Examining the Efficacy of Antibiotics and the Proteomic Response in the Treatment of Staphylococcus aureus Biofilms Grown In-Vitro.
Schroeder, Kaitlin Alayna

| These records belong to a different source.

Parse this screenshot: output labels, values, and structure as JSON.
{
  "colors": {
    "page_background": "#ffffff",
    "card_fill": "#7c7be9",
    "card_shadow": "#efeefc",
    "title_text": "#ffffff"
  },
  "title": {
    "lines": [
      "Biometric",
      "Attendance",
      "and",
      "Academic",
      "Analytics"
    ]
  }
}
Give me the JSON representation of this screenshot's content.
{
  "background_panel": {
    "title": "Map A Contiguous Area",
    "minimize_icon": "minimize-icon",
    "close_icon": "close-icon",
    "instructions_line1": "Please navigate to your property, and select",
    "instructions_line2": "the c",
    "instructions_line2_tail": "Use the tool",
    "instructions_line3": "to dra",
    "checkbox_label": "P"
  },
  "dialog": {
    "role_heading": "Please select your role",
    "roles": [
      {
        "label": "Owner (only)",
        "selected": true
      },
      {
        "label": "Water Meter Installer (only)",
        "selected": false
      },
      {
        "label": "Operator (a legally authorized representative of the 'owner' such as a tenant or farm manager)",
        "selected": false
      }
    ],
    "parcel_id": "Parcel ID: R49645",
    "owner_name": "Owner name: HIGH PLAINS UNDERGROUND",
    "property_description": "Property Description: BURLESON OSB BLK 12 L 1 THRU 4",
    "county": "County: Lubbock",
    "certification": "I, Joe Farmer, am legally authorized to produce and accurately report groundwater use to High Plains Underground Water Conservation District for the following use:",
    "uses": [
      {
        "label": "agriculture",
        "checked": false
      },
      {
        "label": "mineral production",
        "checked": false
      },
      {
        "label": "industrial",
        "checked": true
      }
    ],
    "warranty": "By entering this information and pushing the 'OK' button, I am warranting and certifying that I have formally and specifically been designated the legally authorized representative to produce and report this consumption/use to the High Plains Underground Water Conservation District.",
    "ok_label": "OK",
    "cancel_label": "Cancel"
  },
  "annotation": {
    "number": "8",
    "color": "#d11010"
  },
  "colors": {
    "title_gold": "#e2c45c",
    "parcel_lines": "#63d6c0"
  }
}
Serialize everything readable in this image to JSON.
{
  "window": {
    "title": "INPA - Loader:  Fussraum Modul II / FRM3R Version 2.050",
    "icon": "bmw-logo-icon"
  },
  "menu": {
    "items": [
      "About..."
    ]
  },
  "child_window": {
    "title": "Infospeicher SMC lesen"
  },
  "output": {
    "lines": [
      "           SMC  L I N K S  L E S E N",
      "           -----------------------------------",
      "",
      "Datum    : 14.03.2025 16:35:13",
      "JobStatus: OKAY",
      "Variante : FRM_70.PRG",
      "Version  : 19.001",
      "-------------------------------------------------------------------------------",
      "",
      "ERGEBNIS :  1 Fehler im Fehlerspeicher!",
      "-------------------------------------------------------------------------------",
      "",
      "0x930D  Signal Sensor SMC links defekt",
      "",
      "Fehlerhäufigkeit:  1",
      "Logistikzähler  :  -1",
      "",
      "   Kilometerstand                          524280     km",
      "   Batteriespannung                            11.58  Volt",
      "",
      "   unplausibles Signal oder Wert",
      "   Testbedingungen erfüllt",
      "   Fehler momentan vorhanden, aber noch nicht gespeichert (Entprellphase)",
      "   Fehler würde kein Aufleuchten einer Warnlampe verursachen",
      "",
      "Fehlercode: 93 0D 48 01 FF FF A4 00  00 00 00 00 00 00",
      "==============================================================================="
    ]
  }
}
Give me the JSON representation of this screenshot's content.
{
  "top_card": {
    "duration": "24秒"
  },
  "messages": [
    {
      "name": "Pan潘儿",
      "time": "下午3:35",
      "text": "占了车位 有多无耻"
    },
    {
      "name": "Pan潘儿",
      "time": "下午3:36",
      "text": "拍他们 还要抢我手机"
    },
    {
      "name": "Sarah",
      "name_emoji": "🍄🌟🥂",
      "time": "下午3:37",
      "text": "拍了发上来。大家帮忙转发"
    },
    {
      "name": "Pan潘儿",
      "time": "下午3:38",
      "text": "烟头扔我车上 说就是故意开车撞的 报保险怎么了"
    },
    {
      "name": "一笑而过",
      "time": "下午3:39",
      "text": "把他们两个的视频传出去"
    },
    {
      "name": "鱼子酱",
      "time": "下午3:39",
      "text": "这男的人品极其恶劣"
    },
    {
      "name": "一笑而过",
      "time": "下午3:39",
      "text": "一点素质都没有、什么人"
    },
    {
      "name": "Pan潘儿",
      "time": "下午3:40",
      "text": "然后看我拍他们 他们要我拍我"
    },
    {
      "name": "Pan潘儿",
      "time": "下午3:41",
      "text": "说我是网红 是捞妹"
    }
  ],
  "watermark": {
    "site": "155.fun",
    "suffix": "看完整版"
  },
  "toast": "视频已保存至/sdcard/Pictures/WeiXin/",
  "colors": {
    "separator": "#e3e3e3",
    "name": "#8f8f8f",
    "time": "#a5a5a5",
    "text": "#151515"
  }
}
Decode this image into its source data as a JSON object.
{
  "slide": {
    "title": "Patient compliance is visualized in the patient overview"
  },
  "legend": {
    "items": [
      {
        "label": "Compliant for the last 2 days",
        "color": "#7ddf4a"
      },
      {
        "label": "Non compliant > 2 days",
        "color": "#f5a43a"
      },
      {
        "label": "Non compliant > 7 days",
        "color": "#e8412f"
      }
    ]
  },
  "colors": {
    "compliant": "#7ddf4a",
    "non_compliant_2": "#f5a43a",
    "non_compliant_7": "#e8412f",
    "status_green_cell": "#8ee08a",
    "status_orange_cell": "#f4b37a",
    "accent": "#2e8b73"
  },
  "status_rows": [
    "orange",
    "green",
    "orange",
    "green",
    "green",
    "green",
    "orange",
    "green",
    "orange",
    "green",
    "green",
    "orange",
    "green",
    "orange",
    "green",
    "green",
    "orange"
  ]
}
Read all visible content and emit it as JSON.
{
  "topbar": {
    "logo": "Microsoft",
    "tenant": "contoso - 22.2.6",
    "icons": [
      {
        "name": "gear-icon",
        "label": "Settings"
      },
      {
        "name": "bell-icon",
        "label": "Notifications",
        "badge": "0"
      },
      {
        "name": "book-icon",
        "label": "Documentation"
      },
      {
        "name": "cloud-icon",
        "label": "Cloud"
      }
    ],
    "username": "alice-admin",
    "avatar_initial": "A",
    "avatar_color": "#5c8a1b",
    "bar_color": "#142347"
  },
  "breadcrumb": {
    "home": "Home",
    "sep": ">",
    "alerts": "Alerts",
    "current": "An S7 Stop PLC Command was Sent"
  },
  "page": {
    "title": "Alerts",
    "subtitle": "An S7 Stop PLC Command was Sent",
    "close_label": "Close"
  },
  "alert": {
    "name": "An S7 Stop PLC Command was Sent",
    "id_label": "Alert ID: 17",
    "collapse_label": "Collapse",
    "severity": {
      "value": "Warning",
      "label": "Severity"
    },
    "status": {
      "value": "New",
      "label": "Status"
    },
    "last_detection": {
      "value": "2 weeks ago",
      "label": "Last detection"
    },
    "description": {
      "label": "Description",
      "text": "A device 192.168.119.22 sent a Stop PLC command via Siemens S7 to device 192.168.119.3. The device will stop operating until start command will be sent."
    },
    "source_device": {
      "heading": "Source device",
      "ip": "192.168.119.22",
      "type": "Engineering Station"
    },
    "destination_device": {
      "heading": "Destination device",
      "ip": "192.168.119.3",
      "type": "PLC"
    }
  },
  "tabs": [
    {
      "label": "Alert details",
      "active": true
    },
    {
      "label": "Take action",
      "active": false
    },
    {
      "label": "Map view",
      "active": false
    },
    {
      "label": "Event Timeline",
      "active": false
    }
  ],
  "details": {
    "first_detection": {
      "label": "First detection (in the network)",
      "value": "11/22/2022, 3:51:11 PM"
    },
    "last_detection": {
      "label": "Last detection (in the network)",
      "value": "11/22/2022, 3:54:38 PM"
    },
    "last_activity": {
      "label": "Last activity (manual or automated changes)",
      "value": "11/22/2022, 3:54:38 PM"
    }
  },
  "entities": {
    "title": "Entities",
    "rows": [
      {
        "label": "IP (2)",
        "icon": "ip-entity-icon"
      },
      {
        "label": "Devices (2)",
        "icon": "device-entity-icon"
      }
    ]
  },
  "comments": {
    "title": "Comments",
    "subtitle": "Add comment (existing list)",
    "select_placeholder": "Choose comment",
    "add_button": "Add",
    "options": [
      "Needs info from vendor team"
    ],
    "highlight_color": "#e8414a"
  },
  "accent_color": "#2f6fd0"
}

The proteomic response of Staphylococcus aureus bacteria in a biofilm is examined using MALDI Imaging Mass Spectrometry (IMS) and Liquid-Chromatography Tandem Mass Spectrometry (LC-MS/MS). S. aureus biofilms grown in-vitro and exposed to ampicillin were imaged in order to demonstrate the diffusion pattern of the antibiotic treatment as well as the molecular response of the bacteria. Identification of defensive bacterial proteins resulted in relative quantitation of penicillin-binding proteins (PBPs), cell division proteins, general stress proteins, and methicillin resistance factors across six sections taken from S. aureus biofilm. Quantitation and identification of said proteins suggest that S. aureus bacteria grown in a biofilm up-regulate methicillin resistance factors and penicillin-binding protein 4 in regions exposed to the drug in an attempt to survive treatment. Cell division proteins as well as penicillin-binding protein 1 are up-regulated in unexposed regions of the film, likely due to cell-to-cell signaling which alerts them to the oncoming drug treatment.